Last March and April, I traveled to Spitsberen to do some glaciology, which involved blowing up bits of glacier, driving around on the skidoos and seeing the polar bears. We had some cold temperatures (-33°C) and got a couple of sessions to go climbing. We did Mount Aspelin via a snow plod up the east ridge and down the northeast ridge, which was straightforward, though it was good to get out at midnight on April 11 after a days’ work. It was a bit of a problem mountaineering with a rifle over one shoulder. Mount Aspelin is the highest point in the south of the island, so it gave some good views. Everything is still snow-covered this time of the year, which offered good skidooing and travel on the sea ice.
On April 19, we had finished all the science, so Andy Smith and I did a brilliant ten-kilometer ridge on the north side of the Ragna Mariebreen Glacier. The traverse included four peaks: Framnuten (817m), Tverregga (925m), Gimlingen (975m), and Thoretinden (1081m). Climbing (up to IV) was necessary to get up or off all of the peaks, and Gimlingen was particularly difficult and dangerous with a narrow ridge as the summit (which I stood astride). I think it was the first ascent of most of the peaks; it certainly was for Gimlingen.

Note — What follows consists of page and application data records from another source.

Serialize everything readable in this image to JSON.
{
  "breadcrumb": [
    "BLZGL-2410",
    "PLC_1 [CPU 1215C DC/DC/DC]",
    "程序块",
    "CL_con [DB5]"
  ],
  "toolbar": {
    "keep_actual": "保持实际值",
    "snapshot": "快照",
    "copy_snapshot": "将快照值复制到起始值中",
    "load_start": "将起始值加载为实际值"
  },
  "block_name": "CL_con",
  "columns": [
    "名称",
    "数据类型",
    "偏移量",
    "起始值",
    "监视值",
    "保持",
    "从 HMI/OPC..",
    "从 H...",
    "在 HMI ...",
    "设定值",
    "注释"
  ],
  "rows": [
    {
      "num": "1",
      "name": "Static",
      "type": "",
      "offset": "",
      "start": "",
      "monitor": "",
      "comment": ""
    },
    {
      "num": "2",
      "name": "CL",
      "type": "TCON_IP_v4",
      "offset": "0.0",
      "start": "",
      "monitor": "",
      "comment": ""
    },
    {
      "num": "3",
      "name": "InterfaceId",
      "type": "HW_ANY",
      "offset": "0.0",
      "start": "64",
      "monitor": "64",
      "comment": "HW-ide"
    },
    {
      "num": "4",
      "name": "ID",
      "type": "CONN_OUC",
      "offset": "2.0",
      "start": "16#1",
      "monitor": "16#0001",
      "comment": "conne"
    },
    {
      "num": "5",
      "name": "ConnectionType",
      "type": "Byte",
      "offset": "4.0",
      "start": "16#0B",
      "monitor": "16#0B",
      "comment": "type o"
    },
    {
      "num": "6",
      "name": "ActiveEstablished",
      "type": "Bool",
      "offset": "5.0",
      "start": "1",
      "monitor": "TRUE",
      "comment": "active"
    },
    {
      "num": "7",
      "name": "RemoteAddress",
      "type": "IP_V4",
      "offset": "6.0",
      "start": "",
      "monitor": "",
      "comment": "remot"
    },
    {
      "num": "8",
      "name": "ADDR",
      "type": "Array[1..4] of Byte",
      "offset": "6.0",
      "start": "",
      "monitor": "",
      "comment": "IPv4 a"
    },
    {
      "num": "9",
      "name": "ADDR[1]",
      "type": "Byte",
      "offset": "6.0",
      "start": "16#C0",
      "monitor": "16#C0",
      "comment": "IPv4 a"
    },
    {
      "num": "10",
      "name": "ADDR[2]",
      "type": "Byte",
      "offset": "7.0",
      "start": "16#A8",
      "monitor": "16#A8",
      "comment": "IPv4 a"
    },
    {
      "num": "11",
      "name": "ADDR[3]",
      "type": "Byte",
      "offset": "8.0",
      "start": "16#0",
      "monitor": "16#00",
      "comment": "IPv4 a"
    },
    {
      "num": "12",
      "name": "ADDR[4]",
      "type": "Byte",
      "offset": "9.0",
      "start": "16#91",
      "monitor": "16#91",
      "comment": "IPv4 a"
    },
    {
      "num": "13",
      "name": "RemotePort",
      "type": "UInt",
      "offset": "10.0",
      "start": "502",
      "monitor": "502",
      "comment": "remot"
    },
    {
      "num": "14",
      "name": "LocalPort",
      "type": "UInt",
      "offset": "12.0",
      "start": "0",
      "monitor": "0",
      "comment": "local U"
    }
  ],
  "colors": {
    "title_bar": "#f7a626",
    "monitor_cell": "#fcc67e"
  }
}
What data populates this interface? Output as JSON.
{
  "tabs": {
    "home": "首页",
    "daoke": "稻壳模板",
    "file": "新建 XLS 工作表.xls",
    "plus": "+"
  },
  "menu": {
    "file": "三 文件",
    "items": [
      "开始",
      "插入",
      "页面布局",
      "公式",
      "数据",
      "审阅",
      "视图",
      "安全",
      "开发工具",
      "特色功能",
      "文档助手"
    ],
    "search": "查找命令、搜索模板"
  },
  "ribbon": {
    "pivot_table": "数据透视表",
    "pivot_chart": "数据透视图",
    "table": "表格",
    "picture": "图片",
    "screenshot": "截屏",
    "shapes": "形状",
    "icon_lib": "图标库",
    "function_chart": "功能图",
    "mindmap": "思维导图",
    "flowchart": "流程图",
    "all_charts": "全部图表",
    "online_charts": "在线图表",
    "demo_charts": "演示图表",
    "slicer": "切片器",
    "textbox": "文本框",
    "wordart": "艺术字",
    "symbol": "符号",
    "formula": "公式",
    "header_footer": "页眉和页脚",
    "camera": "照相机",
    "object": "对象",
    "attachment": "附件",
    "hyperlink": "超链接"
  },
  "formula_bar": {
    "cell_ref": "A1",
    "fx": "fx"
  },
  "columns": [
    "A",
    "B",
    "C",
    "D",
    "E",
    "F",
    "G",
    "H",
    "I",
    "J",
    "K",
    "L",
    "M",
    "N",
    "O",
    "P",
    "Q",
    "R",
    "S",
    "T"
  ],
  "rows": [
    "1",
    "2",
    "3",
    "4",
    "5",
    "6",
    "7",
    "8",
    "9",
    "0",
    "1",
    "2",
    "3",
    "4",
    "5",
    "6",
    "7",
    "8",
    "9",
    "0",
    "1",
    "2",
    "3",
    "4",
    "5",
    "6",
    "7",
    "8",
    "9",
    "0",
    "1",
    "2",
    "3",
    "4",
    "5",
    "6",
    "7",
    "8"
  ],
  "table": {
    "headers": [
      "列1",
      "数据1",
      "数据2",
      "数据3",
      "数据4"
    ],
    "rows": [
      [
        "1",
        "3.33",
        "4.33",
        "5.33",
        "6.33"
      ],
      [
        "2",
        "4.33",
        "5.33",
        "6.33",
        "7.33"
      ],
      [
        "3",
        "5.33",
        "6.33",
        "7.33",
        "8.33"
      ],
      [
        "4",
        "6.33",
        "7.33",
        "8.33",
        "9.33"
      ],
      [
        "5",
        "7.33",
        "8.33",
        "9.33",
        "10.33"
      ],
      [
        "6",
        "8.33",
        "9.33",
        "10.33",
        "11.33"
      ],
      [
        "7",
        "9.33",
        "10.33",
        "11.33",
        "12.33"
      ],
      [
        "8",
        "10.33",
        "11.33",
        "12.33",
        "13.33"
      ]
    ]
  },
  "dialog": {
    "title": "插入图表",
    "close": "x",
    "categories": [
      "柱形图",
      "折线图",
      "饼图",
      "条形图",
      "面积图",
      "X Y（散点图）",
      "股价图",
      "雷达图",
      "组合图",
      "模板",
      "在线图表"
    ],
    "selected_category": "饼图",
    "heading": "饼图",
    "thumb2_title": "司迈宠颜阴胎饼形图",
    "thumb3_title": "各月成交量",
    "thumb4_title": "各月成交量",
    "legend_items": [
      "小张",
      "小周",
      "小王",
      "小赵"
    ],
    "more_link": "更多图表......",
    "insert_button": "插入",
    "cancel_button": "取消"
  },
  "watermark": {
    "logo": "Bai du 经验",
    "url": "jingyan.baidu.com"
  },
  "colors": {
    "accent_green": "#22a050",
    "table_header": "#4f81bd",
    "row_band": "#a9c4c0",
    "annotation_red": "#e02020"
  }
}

I’ve since heard that Thoretinden was ascended up snow slopes from the north about 12 years ago around Easter time. We then descended to a col at the end of the ridge and skied 15 kilometers back to the camp. The rock was appallingly loose and some of the ridge was thin, but it was one of the best days I had had in the mountains for years and the ski back really ended it well.
Brian Davison, United Kingdom